Instructions to follow —
Search the records for the string "Suivi" and copy every line in which it appears.

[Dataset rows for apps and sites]
-*-

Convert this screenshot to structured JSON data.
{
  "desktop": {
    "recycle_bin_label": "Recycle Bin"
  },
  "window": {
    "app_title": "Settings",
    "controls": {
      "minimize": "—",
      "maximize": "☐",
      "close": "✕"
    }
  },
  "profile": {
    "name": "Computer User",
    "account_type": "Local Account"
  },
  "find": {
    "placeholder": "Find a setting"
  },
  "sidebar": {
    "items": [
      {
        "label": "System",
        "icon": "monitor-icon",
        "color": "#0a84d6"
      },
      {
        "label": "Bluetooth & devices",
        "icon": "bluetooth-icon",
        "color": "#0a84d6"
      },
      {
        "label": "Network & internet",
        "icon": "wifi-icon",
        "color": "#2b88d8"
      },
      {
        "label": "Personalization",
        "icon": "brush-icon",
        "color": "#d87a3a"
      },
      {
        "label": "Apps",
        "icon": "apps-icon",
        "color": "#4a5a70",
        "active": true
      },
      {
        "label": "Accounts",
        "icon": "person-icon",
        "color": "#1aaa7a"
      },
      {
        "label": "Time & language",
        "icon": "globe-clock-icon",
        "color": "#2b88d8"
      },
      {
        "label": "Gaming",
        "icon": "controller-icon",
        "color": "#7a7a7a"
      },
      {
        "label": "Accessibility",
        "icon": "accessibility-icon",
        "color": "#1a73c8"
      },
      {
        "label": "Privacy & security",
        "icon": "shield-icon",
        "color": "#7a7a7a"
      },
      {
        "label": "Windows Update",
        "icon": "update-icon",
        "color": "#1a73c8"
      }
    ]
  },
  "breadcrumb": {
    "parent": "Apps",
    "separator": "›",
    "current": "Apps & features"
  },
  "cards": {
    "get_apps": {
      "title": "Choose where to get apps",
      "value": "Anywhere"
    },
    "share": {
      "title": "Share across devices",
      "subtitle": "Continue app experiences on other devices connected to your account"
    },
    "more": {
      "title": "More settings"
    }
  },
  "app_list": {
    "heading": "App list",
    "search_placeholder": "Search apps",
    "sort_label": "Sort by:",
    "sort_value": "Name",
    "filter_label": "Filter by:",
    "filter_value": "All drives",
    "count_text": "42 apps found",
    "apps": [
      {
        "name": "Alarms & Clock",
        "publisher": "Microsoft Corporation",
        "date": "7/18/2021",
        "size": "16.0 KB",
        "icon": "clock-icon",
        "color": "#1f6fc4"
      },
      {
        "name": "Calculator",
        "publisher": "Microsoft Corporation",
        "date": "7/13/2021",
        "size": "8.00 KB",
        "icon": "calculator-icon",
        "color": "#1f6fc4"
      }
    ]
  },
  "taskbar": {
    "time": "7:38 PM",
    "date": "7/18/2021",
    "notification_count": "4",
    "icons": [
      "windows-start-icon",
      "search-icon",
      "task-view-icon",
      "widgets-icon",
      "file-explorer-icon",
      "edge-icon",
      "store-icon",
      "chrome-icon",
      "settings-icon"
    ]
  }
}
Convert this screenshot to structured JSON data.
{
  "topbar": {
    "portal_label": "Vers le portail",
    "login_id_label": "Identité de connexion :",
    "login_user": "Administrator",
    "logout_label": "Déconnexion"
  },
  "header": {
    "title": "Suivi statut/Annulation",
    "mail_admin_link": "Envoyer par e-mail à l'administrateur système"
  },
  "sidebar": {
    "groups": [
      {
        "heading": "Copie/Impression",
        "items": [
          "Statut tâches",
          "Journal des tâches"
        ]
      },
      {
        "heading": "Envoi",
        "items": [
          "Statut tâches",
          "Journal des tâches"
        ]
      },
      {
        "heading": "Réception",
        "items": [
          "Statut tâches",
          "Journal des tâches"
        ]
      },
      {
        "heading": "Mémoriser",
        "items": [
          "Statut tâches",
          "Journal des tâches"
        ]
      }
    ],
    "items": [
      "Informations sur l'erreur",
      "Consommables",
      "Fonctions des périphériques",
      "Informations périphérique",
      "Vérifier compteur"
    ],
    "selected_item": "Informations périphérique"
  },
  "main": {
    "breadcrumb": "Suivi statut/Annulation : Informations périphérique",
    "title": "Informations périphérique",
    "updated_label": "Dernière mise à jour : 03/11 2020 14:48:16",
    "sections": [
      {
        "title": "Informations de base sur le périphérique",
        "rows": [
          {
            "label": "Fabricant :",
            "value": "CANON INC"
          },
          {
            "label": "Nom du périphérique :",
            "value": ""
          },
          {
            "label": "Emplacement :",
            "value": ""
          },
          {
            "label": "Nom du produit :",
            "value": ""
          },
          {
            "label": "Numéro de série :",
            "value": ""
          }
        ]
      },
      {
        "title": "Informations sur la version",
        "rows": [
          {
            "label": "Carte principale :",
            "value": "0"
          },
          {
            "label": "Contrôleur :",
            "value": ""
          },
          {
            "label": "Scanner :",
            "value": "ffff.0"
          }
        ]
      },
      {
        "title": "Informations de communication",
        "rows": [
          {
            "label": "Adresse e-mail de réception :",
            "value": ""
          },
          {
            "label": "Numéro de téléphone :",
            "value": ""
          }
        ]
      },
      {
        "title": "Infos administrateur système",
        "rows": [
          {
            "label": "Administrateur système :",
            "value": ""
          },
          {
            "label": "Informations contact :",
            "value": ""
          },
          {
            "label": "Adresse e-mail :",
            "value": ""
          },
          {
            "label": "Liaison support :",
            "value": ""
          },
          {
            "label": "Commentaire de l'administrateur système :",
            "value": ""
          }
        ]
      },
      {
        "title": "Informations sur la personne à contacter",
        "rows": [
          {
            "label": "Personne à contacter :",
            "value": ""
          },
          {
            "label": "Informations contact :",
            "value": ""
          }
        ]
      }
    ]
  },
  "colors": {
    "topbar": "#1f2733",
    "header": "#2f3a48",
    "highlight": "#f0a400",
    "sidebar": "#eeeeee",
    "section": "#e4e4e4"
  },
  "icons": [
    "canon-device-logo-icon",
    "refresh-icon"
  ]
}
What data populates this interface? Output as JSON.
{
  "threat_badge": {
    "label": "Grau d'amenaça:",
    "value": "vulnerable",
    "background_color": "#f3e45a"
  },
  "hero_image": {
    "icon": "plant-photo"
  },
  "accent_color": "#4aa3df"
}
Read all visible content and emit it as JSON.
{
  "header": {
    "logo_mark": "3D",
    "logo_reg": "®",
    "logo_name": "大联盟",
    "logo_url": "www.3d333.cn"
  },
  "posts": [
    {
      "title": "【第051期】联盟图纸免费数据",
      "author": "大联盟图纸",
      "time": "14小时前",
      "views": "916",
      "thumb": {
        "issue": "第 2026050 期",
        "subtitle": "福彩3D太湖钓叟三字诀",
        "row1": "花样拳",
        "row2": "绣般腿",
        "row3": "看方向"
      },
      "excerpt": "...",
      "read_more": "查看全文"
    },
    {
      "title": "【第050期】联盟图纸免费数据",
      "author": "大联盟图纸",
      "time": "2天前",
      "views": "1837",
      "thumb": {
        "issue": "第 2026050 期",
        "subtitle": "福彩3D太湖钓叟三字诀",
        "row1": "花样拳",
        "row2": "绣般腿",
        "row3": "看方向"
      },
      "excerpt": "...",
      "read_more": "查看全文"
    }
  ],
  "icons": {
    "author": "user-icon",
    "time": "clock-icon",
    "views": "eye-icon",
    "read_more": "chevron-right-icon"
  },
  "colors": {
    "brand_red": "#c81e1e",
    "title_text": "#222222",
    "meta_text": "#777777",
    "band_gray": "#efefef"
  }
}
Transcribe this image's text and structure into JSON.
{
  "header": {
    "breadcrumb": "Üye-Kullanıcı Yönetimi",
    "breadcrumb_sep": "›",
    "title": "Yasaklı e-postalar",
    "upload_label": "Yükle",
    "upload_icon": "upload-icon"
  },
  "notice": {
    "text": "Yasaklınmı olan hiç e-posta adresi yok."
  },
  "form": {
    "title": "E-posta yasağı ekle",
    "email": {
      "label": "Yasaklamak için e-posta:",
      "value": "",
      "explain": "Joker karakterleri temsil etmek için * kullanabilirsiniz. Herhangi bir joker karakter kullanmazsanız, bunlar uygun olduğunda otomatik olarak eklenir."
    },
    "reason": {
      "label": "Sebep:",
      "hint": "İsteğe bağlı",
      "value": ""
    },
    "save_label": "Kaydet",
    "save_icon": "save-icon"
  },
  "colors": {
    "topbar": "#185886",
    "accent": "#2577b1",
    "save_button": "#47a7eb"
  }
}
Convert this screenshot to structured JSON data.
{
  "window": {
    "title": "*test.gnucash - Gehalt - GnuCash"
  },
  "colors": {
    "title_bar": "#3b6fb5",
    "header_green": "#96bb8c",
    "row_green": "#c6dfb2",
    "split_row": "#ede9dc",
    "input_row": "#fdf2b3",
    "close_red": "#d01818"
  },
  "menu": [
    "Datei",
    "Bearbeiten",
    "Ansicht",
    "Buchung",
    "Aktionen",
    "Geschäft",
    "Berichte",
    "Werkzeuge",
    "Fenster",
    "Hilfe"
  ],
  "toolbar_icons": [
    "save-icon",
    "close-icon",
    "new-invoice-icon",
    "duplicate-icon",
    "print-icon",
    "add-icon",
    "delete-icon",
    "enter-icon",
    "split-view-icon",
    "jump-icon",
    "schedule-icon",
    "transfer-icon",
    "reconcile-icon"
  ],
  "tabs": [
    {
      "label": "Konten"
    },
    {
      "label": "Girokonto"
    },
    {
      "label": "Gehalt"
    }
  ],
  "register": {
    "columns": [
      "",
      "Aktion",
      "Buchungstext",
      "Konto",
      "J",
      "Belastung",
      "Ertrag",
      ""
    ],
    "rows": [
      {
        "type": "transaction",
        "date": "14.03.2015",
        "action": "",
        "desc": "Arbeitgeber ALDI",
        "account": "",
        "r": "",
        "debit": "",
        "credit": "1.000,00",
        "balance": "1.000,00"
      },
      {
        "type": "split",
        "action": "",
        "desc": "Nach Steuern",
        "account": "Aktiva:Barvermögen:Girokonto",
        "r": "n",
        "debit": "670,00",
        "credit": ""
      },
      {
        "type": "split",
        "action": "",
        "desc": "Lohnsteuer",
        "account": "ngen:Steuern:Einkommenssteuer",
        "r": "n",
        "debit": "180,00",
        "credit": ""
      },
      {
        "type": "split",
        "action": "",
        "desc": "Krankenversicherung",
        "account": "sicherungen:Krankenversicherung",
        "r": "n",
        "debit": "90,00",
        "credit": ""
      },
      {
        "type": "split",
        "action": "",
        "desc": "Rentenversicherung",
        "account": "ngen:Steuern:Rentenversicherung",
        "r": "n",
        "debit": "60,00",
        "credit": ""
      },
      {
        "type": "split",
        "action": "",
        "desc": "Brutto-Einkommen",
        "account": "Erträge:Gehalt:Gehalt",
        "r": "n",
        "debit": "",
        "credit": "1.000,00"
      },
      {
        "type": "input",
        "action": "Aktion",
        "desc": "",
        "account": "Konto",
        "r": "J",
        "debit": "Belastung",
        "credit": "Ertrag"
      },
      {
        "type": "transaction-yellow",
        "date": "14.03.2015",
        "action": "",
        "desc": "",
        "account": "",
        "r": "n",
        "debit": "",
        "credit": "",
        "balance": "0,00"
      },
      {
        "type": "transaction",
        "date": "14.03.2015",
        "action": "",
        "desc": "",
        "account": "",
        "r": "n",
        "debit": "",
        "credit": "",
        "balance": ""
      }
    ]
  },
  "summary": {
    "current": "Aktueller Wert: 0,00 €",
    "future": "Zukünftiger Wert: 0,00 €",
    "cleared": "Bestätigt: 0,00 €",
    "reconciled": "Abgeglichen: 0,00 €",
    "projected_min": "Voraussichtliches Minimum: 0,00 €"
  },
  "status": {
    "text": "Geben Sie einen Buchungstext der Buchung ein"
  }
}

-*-

Response to this exercise —
    "title": "Suivi statut/Annulation",
    "breadcrumb": "Suivi statut/Annulation : Informations périphérique",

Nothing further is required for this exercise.